What is needed is an exact copy of all the records.

INFORMATION: Begin

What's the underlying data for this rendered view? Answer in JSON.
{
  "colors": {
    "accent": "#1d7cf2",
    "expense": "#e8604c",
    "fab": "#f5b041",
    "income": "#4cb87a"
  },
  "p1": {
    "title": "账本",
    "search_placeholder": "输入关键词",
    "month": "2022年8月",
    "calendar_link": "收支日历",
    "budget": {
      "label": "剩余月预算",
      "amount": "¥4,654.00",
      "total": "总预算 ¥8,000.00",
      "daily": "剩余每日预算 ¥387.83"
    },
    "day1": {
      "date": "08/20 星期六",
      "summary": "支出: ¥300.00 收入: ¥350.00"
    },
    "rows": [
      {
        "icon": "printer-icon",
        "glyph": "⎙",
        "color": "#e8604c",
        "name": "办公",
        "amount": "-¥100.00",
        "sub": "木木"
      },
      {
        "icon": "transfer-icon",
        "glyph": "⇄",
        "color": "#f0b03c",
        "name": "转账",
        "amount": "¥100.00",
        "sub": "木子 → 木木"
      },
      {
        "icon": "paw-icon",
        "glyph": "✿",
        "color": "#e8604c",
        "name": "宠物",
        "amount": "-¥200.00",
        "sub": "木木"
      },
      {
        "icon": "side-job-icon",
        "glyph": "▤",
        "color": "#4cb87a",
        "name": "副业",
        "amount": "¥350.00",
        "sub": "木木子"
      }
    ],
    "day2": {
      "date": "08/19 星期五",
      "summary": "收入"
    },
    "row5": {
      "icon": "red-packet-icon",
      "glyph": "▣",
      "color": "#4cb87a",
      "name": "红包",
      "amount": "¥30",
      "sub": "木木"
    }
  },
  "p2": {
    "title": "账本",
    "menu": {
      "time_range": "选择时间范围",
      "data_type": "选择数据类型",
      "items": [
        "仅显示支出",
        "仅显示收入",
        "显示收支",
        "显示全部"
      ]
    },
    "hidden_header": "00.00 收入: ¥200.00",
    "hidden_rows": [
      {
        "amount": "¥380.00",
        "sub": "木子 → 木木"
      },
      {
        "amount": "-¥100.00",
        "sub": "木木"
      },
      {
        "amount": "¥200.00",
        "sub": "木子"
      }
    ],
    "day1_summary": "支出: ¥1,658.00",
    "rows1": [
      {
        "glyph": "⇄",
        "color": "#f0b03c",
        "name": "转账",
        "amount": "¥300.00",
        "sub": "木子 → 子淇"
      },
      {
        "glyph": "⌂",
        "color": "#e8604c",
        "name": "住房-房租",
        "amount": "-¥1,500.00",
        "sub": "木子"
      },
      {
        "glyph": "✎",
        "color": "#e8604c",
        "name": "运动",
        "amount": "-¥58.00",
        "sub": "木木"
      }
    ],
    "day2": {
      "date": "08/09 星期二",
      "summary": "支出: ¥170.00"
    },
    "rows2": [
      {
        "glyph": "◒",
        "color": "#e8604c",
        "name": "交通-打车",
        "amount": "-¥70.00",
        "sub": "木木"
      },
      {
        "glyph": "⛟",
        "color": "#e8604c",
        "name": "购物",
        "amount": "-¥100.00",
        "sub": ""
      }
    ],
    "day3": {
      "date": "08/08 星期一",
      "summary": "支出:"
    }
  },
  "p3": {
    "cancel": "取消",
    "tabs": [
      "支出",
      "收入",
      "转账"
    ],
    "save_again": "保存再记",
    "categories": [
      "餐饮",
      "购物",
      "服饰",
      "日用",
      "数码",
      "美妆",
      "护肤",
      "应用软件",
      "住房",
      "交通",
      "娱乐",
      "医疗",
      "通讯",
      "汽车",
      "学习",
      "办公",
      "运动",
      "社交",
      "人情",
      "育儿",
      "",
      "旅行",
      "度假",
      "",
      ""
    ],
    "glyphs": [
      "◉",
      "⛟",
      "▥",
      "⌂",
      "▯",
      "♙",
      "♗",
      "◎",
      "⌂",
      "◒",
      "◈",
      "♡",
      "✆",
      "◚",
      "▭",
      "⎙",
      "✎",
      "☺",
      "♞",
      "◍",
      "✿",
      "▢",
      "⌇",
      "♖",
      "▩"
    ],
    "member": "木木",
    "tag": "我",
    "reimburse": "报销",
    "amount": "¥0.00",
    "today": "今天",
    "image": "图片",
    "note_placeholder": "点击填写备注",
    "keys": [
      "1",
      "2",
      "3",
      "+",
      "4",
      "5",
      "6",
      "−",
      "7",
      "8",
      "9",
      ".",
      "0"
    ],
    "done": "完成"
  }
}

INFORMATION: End

RESPONSE TO THE EXERCISE =>
What's the underlying data for this rendered view? Answer in JSON.
{
  "colors": {
    "accent": "#1d7cf2",
    "expense": "#e8604c",
    "fab": "#f5b041",
    "income": "#4cb87a"
  },
  "p1": {
    "title": "账本",
    "search_placeholder": "输入关键词",
    "month": "2022年8月",
    "calendar_link": "收支日历",
    "budget": {
      "label": "剩余月预算",
      "amount": "¥4,654.00",
      "total": "总预算 ¥8,000.00",
      "daily": "剩余每日预算 ¥387.83"
    },
    "day1": {
      "date": "08/20 星期六",
      "summary": "支出: ¥300.00 收入: ¥350.00"
    },
    "rows": [
      {
        "icon": "printer-icon",
        "glyph": "⎙",
        "color": "#e8604c",
        "name": "办公",
        "amount": "-¥100.00",
        "sub": "木木"
      },
      {
        "icon": "transfer-icon",
        "glyph": "⇄",
        "color": "#f0b03c",
        "name": "转账",
        "amount": "¥100.00",
        "sub": "木子 → 木木"
      },
      {
        "icon": "paw-icon",
        "glyph": "✿",
        "color": "#e8604c",
        "name": "宠物",
        "amount": "-¥200.00",
        "sub": "木木"
      },
      {
        "icon": "side-job-icon",
        "glyph": "▤",
        "color": "#4cb87a",
        "name": "副业",
        "amount": "¥350.00",
        "sub": "木木子"
      }
    ],
    "day2": {
      "date": "08/19 星期五",
      "summary": "收入"
    },
    "row5": {
      "icon": "red-packet-icon",
      "glyph": "▣",
      "color": "#4cb87a",
      "name": "红包",
      "amount": "¥30",
      "sub": "木木"
    }
  },
  "p2": {
    "title": "账本",
    "menu": {
      "time_range": "选择时间范围",
      "data_type": "选择数据类型",
      "items": [
        "仅显示支出",
        "仅显示收入",
        "显示收支",
        "显示全部"
      ]
    },
    "hidden_header": "00.00 收入: ¥200.00",
    "hidden_rows": [
      {
        "amount": "¥380.00",
        "sub": "木子 → 木木"
      },
      {
        "amount": "-¥100.00",
        "sub": "木木"
      },
      {
        "amount": "¥200.00",
        "sub": "木子"
      }
    ],
    "day1_summary": "支出: ¥1,658.00",
    "rows1": [
      {
        "glyph": "⇄",
        "color": "#f0b03c",
        "name": "转账",
        "amount": "¥300.00",
        "sub": "木子 → 子淇"
      },
      {
        "glyph": "⌂",
        "color": "#e8604c",
        "name": "住房-房租",
        "amount": "-¥1,500.00",
        "sub": "木子"
      },
      {
        "glyph": "✎",
        "color": "#e8604c",
        "name": "运动",
        "amount": "-¥58.00",
        "sub": "木木"
      }
    ],
    "day2": {
      "date": "08/09 星期二",
      "summary": "支出: ¥170.00"
    },
    "rows2": [
      {
        "glyph": "◒",
        "color": "#e8604c",
        "name": "交通-打车",
        "amount": "-¥70.00",
        "sub": "木木"
      },
      {
        "glyph": "⛟",
        "color": "#e8604c",
        "name": "购物",
        "amount": "-¥100.00",
        "sub": ""
      }
    ],
    "day3": {
      "date": "08/08 星期一",
      "summary": "支出:"
    }
  },
  "p3": {
    "cancel": "取消",
    "tabs": [
      "支出",
      "收入",
      "转账"
    ],
    "save_again": "保存再记",
    "categories": [
      "餐饮",
      "购物",
      "服饰",
      "日用",
      "数码",
      "美妆",
      "护肤",
      "应用软件",
      "住房",
      "交通",
      "娱乐",
      "医疗",
      "通讯",
      "汽车",
      "学习",
      "办公",
      "运动",
      "社交",
      "人情",
      "育儿",
      "",
      "旅行",
      "度假",
      "",
      ""
    ],
    "glyphs": [
      "◉",
      "⛟",
      "▥",
      "⌂",
      "▯",
      "♙",
      "♗",
      "◎",
      "⌂",
      "◒",
      "◈",
      "♡",
      "✆",
      "◚",
      "▭",
      "⎙",
      "✎",
      "☺",
      "♞",
      "◍",
      "✿",
      "▢",
      "⌇",
      "♖",
      "▩"
    ],
    "member": "木木",
    "tag": "我",
    "reimburse": "报销",
    "amount": "¥0.00",
    "today": "今天",
    "image": "图片",
    "note_placeholder": "点击填写备注",
    "keys": [
      "1",
      "2",
      "3",
      "+",
      "4",
      "5",
      "6",
      "−",
      "7",
      "8",
      "9",
      ".",
      "0"
    ],
    "done": "完成"
  }
}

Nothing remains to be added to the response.